_Record set_:

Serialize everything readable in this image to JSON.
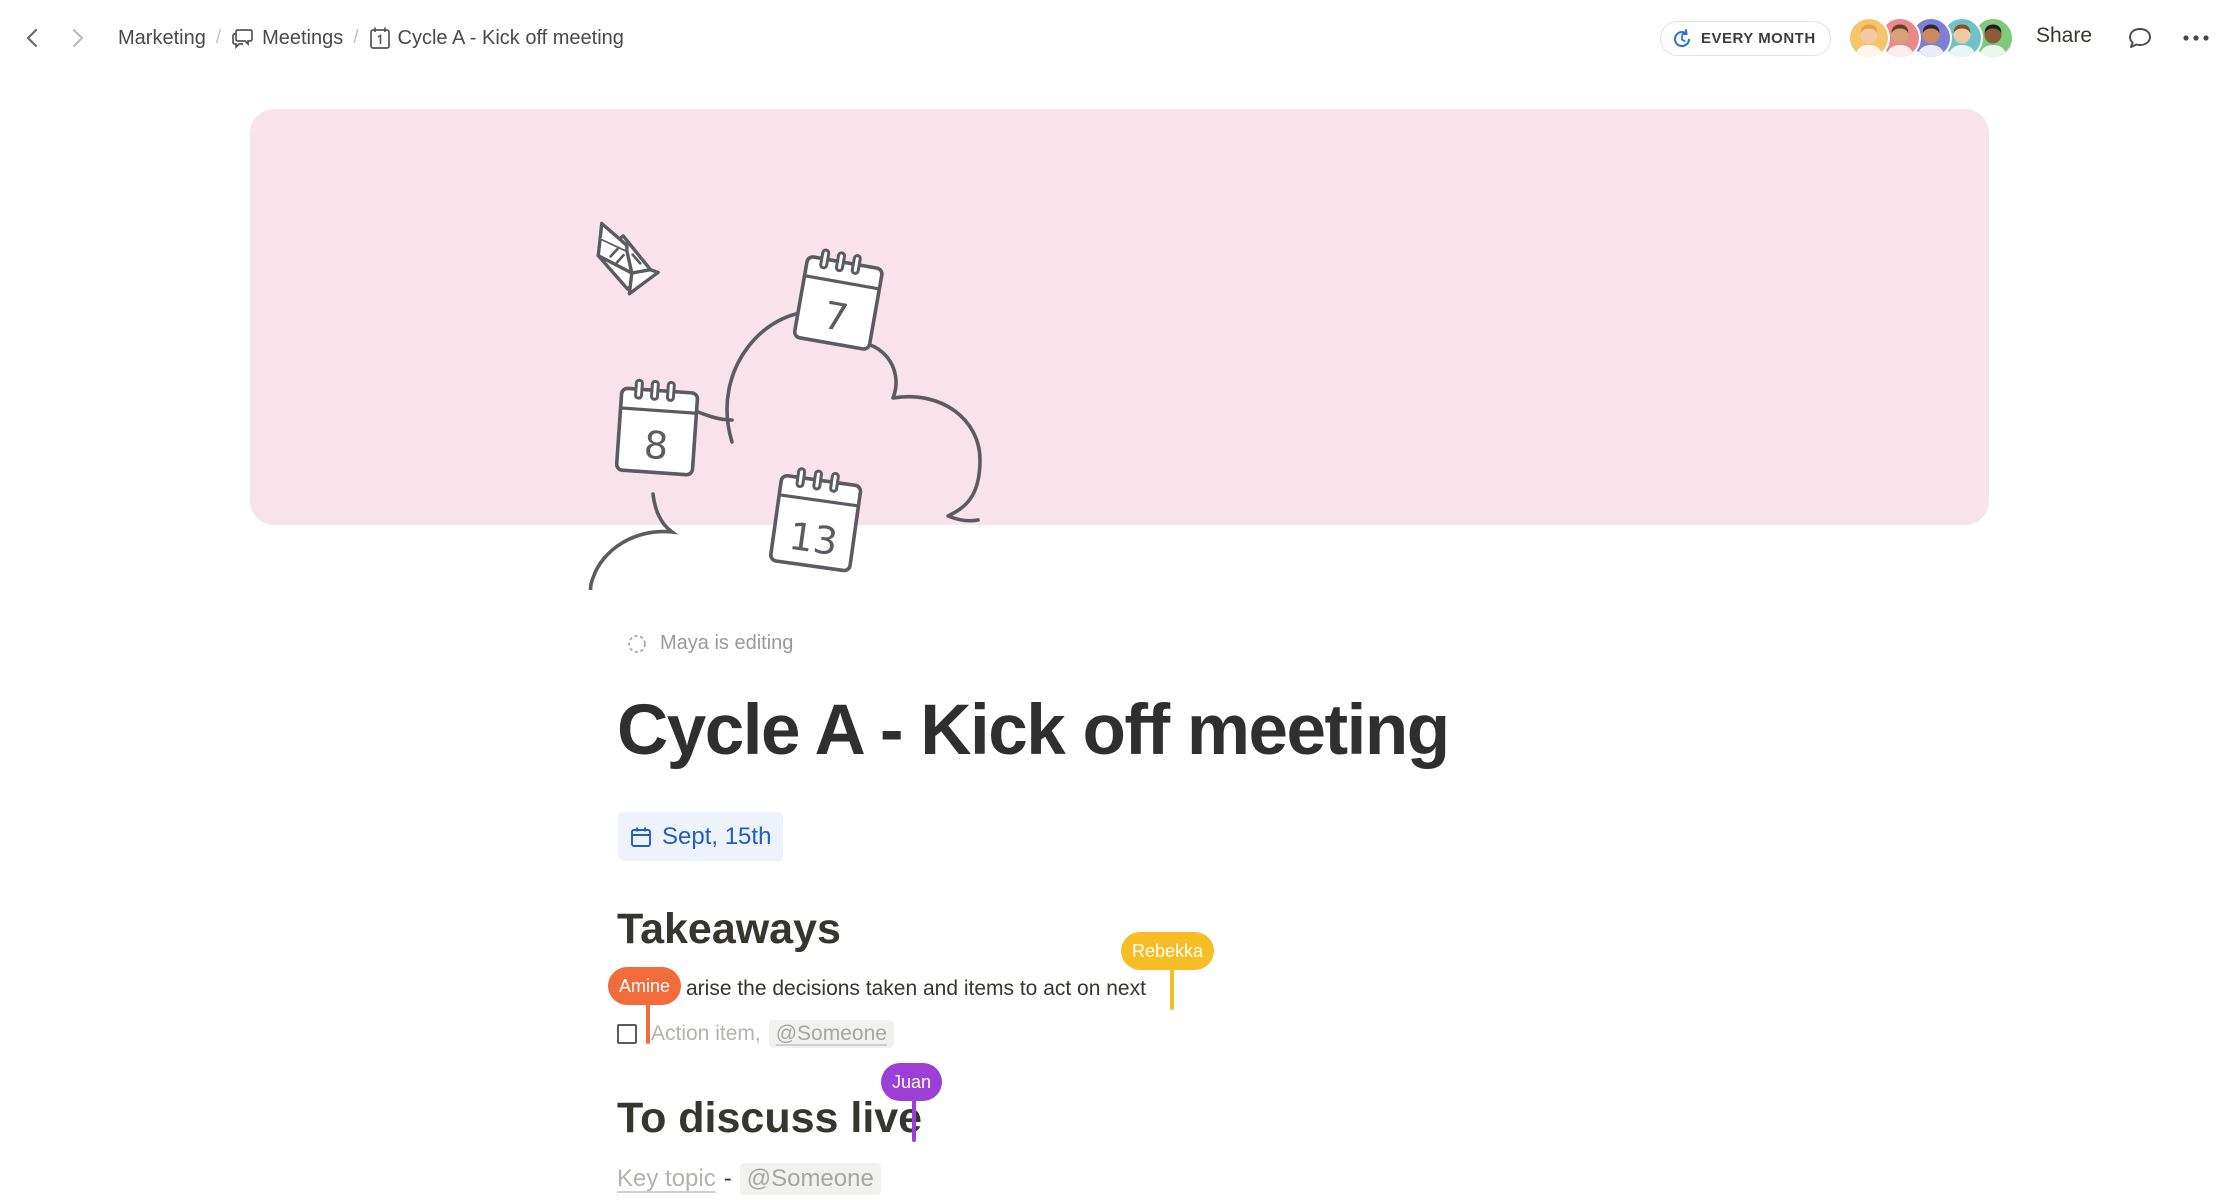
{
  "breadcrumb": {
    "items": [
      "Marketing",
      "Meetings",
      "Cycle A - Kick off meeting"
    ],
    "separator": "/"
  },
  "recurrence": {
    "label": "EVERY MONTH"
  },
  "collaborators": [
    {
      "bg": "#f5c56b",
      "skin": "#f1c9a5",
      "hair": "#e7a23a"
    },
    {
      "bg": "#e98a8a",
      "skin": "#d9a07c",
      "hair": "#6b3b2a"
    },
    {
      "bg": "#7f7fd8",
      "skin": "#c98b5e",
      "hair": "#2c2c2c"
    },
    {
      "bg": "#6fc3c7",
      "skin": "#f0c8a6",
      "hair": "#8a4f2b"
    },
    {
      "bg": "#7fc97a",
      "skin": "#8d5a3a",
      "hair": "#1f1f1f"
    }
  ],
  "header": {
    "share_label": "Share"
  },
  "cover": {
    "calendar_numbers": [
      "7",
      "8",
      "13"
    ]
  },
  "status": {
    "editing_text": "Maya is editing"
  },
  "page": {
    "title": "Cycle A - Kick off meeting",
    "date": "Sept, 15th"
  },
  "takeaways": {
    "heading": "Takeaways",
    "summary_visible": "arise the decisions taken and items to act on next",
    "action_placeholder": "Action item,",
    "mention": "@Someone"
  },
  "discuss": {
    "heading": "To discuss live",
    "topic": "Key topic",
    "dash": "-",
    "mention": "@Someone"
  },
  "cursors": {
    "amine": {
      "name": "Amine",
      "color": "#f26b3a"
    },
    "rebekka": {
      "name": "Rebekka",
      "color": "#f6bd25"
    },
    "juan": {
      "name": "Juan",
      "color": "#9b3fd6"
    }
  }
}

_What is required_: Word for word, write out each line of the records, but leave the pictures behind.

_Answer section_:
Serialize everything readable in this image to JSON.
{
  "breadcrumb": {
    "items": [
      "Marketing",
      "Meetings",
      "Cycle A - Kick off meeting"
    ],
    "separator": "/"
  },
  "recurrence": {
    "label": "EVERY MONTH"
  },
  "collaborators": [
    {
      "bg": "#f5c56b",
      "skin": "#f1c9a5",
      "hair": "#e7a23a"
    },
    {
      "bg": "#e98a8a",
      "skin": "#d9a07c",
      "hair": "#6b3b2a"
    },
    {
      "bg": "#7f7fd8",
      "skin": "#c98b5e",
      "hair": "#2c2c2c"
    },
    {
      "bg": "#6fc3c7",
      "skin": "#f0c8a6",
      "hair": "#8a4f2b"
    },
    {
      "bg": "#7fc97a",
      "skin": "#8d5a3a",
      "hair": "#1f1f1f"
    }
  ],
  "header": {
    "share_label": "Share"
  },
  "cover": {
    "calendar_numbers": [
      "7",
      "8",
      "13"
    ]
  },
  "status": {
    "editing_text": "Maya is editing"
  },
  "page": {
    "title": "Cycle A - Kick off meeting",
    "date": "Sept, 15th"
  },
  "takeaways": {
    "heading": "Takeaways",
    "summary_visible": "arise the decisions taken and items to act on next",
    "action_placeholder": "Action item,",
    "mention": "@Someone"
  },
  "discuss": {
    "heading": "To discuss live",
    "topic": "Key topic",
    "dash": "-",
    "mention": "@Someone"
  },
  "cursors": {
    "amine": {
      "name": "Amine",
      "color": "#f26b3a"
    },
    "rebekka": {
      "name": "Rebekka",
      "color": "#f6bd25"
    },
    "juan": {
      "name": "Juan",
      "color": "#9b3fd6"
    }
  }
}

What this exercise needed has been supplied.